USC players and coaches have spoken at length this week about how important the defense will be against Utah – particularly the defense’s physicality. The Utes are going to run it right at the Trojans, and Booker may be the best back they’ve seen in 2015. Add in Wilson’s running capability, and one would be shocked if the Utes went to the air early and often. Can a USC’s front seven, which is responsible for allowing 181.5 yards rushing per game since the beginning of Pac-12 play, make a stand? The Trojans are right – this game will come down to how they answer that question. If they fail, not only will Booker have a huge evening, but the Utes will use players like Scott and Covey to make a couple of big plays in the passing game.The Pick
The more I think about it, the more shocked I am that USC is a 3.5-point favorite over the Utes. Yes, I understand the Trojans have the talent advantage (as usual). And, yes, USC hasn’t lost to Utah in L.A. in almost 100 years (I just wanted to take my crack at one of the most meaningless numbers being bandied about this week). But the reality is that a Trojan victory in this game – while certainly possible – would be a much bigger upset than a win last weekend would have been.

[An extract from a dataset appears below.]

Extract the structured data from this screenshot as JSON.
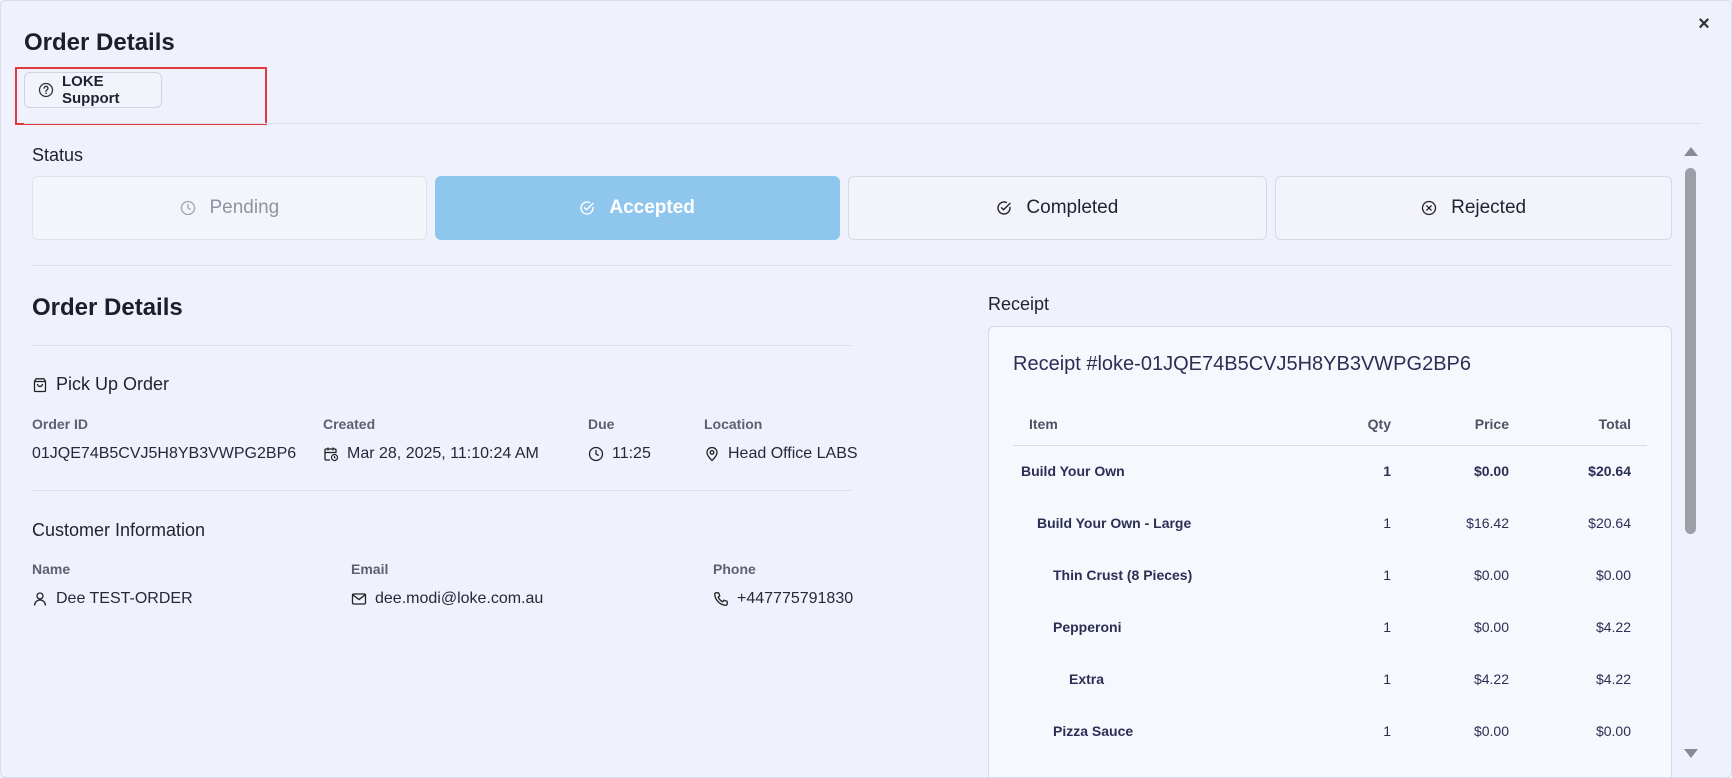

The reason for this: Utah’s steadiness. The Utes are a strikingly consistent football team. Utah has allowed between 17 and 24 points in every game this season. They have committed the fewest penalties in the conference (fourth-best nationally). They take the ball away more than they give it away at almost a 3:1 ratio so far in 2015. Honestly, though anything is possible, expecting the Utes to suddenly break down on Saturday simply isn’t informed.
Can USC match the Utes move for move and avoid the mistakes that, as noted above, have become a hallmark of Trojan football in recent years? If they do, then the Trojans’ talent edge gives them a chance to score an upset. But would you bet on USC suddenly becoming a penalty-free, turnover-free, third-down conversion machine on offense – or a penalty-free, tackle-finishing, takeaway powerhouse on defense? People might think Utah’s slow-and-steady persona is risky against the Trojans’ talent – and, with better coaching and more consistent messaging on the USC sideline, they might be right. At this point, though, it’s hard to see how slow-and-steady doesn’t win this race.
Utah 35, USC 20
Tom Haire has been writing for USCFootball.com for 15 years. He is the editor of a monthly trade magazine in the marketing industry and graduated with a journalism degree from USC in 1994. He’s traveled from Honolulu to Palo Alto to South Bend to New York to Miami to watch college football, and has also covered the Pac-10/12 for both PigskinPost.com and CollegeFootballNews.com. He can be reached at firstname.lastname@example.org or followed on Twitter at http://twitter.com/thrants (@THrants)